With the contracts of the four riders in Honda’s and Yamaha’s factory teams expiring at the end of 2014, real fireworks were expected when contract negotiations began for the 2015 season and beyond.
But as the season progressed, those fireworks have turned into something of a damp squib, with it looking increasingly likely that the factory line ups will see little or no change for 2015.
The first contract has already been signed. Today, HRC announced that they have reached agreement with Marc Marquez for another two years, meaning that the 2013 world champion will stay with the Repsol Honda team for the 2015 and 2016 seasons.
Given Marc Marquez’s perfect start to 2014 – four wins from four pole positions in the first four races – this comes as no surprise at all. Clearly, retaining the services of the reigning world champion and the man leading the championship was Honda’s highest priority.
With Marquez signed, where does that leave the rest of the top four? At the moment, the signs are that the rider line up of the Repsol Honda and Movistar Yamaha teams will remain completely unchanged for 2015.
Valentino Rossi’s results have shown the improvement he had himself demanded, a combination of a better Yamaha M1 and renewed motivation from his gamble of swapping crew chiefs, replacing Jeremy Burgess with Silvano Galbusera.

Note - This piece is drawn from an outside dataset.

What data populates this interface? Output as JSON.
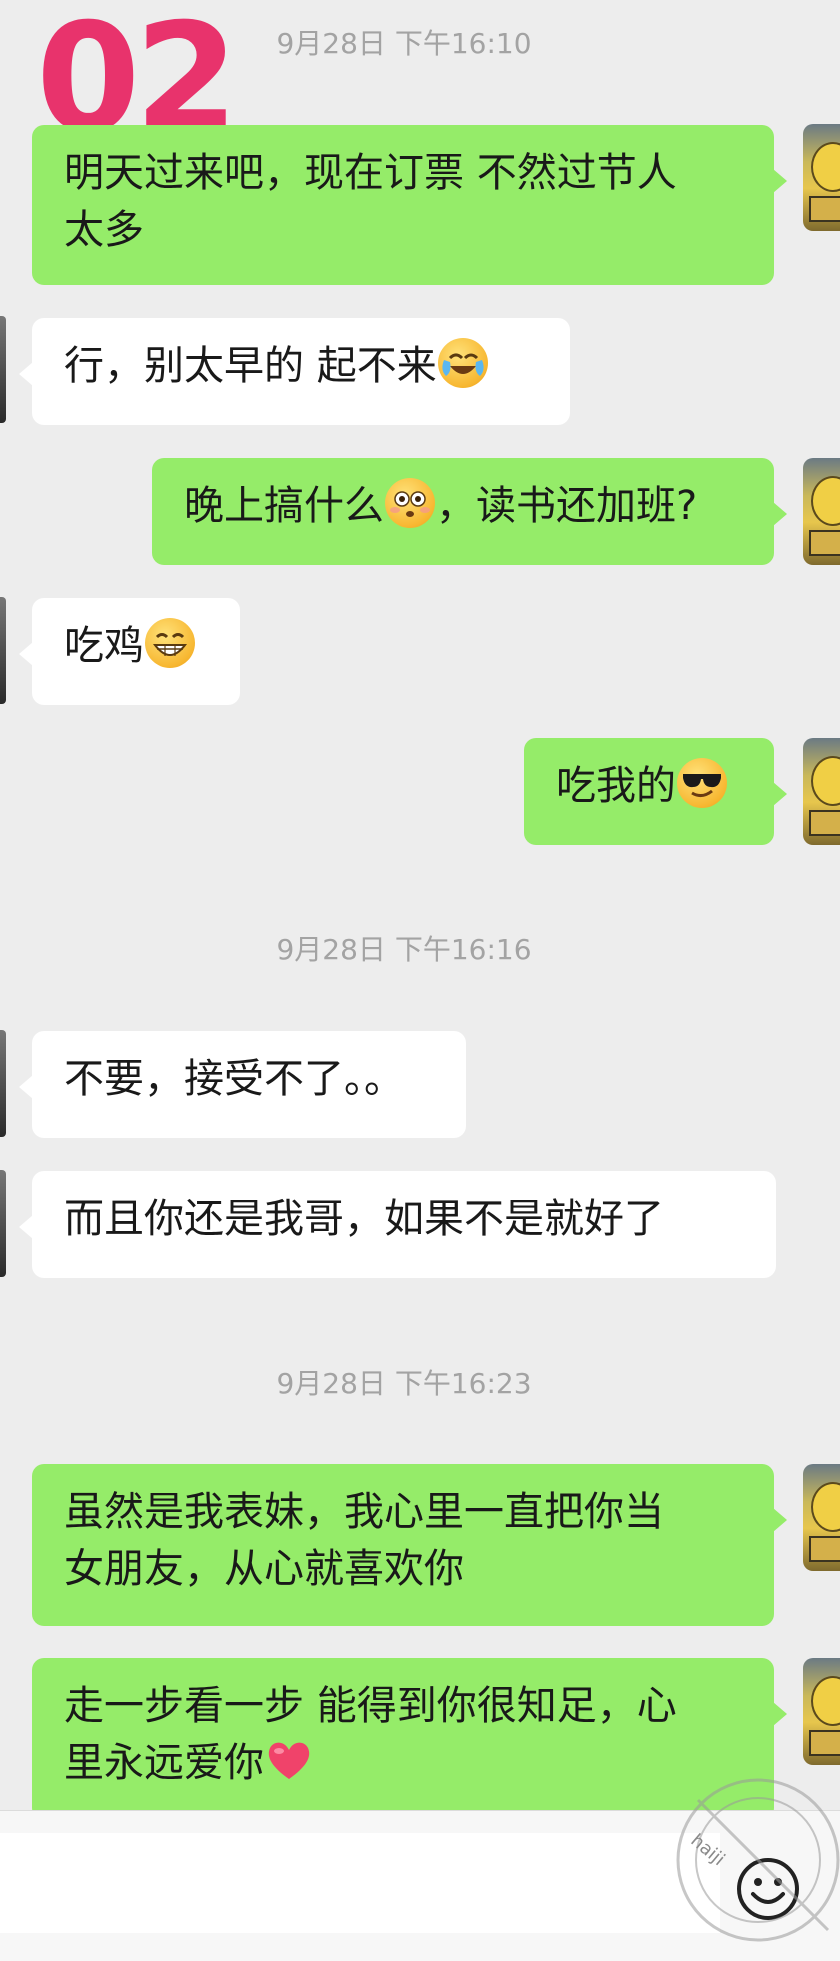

Rossi has already spoken of his desire to stay on for another two years, and getting a contract extension with the Movistar Yamaha teams looks to be a given. Rossi is fast enough to be competitive, and his selling power is a powerful marketing tool for Yamaha and their sponsors.
With Marquez under contract, Honda’s need for a rider that can win championships is already filled. That means that Dani Pedrosa’s seat looks safe in the Repsol Honda team, the Spaniard having proven that he can pick up the baton whenever Marquez falters, and is capable of pushing for a championship himself.
Pedrosa is 8th on the list of all-time winners in the premier class, and has shown that he can win races and, more importantly, finish ahead of the Yamahas consistently. Team principal Livio Suppo has repeatedly expressed his support for Pedrosa, which makes his spot at Repsol Honda look secure. Marquez and Pedrosa are clearly a winning combination, so why change?
The biggest question mark at the moment is over Jorge Lorenzo. Lorenzo has, of course, expressed his desire to stay with Yamaha, but he is hotly sought after.
Before the 2014 season began, HRC Vice President Shuhei Nakamoto expressed a keen interest in Lorenzo, saying that he could be a strong addition to the Repsol Honda team. Since Lorenzo’s disastrous start to the season, Nakamoto has gone quiet, the balance shifting in favor of sitting rider Pedrosa.
That leaves Ducati. There are strong rumors from several sources that Ducati Corse chief Gigi Dall’Igna is keen to sign Lorenzo in the Ducati factory team, having worked with the Spaniard in the 250cc class with Aprilia. Dall’Igna is rumored to be willing to pay Lorenzo a very large fee to make the switch to Ducati.
Whether Lorenzo will make the jump remains to be seen, however. The Yamaha is a proven entity, and despite the initial trouble the M1 is having with edge grip on the 2014 Bridgestone tires, and with less acceleration and fueling with the reduced 20 liter fuel allowance, Yamaha is still Lorenzo’s best chance of becoming world champion.
The choice for Lorenzo will boil down to ambition over financial rewards, unless Ducati can conjour up some significant improvements over the next few races. Lorenzo’s decision is not likely to come until after the summer break.
This article was originally published on MotoMatters, and is republished here on Asphalt & Rubber with permission by the author.